* _ABOUT THIS TASK_: How many lines in the entries below contain the string "applicant"? Reply with the number only.

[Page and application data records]
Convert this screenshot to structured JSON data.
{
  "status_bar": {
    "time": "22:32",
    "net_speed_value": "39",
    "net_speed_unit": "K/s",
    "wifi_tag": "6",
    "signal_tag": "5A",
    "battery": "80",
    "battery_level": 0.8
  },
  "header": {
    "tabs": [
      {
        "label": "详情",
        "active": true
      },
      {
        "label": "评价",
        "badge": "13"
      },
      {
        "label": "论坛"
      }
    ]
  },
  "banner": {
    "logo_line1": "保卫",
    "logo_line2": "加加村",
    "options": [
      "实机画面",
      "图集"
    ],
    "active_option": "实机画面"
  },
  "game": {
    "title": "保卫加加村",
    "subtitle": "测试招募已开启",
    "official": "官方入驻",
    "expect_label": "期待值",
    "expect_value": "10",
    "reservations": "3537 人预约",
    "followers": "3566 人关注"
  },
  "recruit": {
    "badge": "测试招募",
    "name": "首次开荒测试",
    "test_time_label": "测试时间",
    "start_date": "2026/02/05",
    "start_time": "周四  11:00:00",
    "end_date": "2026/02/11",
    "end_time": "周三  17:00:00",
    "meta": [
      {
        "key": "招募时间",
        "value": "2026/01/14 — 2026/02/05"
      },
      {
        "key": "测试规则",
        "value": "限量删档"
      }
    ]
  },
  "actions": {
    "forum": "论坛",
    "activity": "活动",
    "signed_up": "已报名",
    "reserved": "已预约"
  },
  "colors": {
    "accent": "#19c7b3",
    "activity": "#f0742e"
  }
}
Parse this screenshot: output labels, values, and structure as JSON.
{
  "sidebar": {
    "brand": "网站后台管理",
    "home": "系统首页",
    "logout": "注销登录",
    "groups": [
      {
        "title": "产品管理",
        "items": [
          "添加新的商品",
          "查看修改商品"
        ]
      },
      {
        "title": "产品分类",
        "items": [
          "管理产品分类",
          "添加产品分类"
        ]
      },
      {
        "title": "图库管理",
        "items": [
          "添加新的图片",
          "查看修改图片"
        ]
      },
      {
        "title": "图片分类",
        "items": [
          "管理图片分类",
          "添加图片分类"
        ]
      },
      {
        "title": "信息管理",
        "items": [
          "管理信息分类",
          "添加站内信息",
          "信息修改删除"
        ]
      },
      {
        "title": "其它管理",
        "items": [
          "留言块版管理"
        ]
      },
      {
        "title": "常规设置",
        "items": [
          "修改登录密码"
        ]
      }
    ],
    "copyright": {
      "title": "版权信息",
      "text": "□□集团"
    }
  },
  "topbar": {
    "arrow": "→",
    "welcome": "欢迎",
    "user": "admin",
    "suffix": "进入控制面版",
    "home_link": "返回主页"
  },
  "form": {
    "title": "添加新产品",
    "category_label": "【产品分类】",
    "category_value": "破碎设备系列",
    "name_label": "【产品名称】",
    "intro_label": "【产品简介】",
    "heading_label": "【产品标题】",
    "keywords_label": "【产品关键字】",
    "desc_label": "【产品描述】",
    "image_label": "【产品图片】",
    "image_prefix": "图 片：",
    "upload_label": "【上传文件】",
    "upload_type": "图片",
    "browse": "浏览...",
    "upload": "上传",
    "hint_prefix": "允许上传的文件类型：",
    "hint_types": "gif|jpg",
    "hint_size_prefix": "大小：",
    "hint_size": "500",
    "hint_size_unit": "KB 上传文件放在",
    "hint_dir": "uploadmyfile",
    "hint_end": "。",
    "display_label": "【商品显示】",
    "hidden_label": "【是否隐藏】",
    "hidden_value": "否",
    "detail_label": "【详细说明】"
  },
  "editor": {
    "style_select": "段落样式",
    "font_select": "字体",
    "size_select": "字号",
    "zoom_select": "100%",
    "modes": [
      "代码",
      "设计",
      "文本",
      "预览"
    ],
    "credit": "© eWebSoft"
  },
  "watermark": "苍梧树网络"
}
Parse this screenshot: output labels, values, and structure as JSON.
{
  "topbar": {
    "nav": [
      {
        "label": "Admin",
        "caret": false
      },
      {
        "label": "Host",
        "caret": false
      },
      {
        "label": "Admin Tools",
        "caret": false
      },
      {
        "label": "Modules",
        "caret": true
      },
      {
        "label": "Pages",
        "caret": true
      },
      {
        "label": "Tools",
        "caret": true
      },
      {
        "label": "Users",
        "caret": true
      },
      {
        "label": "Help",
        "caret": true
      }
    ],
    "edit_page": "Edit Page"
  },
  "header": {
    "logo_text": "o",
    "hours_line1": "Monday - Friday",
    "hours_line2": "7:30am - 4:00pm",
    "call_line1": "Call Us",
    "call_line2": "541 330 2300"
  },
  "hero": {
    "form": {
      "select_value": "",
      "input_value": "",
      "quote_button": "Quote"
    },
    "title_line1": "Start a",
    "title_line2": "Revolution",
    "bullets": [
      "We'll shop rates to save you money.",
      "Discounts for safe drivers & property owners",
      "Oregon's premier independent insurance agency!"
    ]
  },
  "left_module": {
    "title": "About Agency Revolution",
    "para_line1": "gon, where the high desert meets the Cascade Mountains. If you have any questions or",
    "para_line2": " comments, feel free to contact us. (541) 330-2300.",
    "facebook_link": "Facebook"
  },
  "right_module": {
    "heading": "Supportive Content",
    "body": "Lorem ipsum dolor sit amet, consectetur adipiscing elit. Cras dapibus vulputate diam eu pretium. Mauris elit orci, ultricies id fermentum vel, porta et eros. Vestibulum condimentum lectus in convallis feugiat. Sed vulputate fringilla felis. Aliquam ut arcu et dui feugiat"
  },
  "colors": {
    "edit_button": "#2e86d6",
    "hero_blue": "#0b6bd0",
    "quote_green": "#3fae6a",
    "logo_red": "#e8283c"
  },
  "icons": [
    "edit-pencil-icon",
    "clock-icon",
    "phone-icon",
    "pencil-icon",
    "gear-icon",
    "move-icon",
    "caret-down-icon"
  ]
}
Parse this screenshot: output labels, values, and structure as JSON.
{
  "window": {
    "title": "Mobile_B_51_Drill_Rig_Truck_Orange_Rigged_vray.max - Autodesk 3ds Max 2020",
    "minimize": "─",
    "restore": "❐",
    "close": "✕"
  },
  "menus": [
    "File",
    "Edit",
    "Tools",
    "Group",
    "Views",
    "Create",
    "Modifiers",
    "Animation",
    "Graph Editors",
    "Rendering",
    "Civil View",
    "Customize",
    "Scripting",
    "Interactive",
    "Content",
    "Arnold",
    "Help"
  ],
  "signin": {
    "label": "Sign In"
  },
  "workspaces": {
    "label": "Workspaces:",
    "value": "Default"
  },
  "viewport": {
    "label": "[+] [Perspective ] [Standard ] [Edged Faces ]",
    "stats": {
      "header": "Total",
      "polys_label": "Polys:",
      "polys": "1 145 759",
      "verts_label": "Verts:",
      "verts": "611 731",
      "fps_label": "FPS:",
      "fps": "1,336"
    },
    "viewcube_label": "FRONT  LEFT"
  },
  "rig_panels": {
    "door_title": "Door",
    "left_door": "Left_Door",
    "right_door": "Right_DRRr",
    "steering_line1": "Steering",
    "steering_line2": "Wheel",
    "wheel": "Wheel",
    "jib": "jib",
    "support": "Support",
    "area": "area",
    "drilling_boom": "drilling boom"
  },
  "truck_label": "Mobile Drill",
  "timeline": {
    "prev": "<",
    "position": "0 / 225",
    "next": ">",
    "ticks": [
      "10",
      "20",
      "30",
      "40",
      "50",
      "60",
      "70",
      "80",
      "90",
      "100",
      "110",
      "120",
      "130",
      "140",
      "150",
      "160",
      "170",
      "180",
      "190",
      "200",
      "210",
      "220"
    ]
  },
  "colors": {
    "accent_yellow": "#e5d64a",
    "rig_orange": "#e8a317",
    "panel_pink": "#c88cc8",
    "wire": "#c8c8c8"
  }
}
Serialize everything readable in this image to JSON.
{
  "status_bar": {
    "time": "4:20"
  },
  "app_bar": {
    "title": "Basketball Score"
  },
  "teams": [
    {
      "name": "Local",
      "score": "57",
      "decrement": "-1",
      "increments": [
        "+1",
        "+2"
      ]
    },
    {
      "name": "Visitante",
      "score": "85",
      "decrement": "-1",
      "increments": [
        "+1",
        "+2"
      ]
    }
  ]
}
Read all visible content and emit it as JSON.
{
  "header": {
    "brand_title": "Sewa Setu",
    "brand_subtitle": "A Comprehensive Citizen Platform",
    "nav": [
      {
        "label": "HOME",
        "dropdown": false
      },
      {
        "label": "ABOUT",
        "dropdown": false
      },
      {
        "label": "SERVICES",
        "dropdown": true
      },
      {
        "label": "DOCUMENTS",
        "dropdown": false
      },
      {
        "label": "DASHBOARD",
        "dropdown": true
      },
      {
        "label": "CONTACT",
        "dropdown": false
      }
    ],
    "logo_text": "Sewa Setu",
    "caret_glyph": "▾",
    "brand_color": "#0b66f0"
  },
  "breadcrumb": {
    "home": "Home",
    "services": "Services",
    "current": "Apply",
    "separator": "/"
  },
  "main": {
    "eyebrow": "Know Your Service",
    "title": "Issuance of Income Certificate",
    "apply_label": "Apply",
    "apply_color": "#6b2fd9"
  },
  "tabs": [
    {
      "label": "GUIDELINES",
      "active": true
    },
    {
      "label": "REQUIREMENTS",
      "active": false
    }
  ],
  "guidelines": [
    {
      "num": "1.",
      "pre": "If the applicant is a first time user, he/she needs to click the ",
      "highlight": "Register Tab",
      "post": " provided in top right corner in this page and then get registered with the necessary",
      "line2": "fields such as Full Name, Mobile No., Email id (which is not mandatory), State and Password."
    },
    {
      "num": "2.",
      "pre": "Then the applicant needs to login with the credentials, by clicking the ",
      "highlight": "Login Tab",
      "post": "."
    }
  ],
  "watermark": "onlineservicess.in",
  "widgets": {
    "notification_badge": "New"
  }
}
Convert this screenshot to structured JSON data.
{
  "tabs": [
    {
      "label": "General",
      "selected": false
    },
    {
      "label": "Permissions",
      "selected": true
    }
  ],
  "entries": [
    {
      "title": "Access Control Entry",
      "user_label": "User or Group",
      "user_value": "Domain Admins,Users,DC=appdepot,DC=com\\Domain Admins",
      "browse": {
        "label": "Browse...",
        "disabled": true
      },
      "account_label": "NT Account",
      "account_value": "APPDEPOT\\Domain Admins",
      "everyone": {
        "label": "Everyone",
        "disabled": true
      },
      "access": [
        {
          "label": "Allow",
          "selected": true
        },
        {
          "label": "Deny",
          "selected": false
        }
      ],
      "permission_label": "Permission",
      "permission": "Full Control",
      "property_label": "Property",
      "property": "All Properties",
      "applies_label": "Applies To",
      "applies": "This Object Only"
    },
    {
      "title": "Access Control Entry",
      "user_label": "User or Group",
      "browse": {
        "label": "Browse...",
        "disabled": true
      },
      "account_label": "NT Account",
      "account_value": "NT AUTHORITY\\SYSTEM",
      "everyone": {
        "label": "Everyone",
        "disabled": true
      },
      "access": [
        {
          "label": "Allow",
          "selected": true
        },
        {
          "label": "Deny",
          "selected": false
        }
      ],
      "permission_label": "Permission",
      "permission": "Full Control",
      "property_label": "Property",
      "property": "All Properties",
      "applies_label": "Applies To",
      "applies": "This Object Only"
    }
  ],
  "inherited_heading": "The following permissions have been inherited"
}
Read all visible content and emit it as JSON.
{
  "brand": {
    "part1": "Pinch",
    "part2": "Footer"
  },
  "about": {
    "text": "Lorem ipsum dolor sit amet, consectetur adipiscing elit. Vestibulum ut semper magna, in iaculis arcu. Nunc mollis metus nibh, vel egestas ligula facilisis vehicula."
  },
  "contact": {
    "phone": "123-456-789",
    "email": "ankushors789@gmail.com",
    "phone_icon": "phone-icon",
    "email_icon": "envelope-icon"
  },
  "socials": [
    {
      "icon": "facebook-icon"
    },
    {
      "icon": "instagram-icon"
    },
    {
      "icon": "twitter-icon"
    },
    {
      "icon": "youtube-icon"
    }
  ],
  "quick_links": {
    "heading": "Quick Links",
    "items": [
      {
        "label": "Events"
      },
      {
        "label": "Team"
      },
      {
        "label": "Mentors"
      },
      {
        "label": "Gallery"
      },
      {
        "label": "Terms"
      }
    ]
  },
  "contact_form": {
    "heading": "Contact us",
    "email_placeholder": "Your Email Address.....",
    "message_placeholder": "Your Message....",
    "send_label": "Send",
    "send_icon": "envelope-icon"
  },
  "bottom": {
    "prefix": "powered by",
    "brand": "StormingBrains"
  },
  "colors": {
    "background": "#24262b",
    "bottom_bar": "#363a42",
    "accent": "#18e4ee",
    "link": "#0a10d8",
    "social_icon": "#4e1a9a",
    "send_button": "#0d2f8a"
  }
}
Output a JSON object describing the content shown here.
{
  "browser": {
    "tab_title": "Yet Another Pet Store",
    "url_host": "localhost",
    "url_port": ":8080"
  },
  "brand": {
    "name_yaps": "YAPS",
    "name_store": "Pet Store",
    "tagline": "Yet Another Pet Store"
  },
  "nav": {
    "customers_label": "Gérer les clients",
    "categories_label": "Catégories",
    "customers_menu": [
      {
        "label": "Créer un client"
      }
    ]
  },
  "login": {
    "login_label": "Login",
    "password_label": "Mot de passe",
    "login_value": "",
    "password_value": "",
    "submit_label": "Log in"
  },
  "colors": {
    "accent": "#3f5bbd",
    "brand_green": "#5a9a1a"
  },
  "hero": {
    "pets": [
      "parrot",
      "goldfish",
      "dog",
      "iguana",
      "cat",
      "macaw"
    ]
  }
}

* _TASK RESPONSE_: 2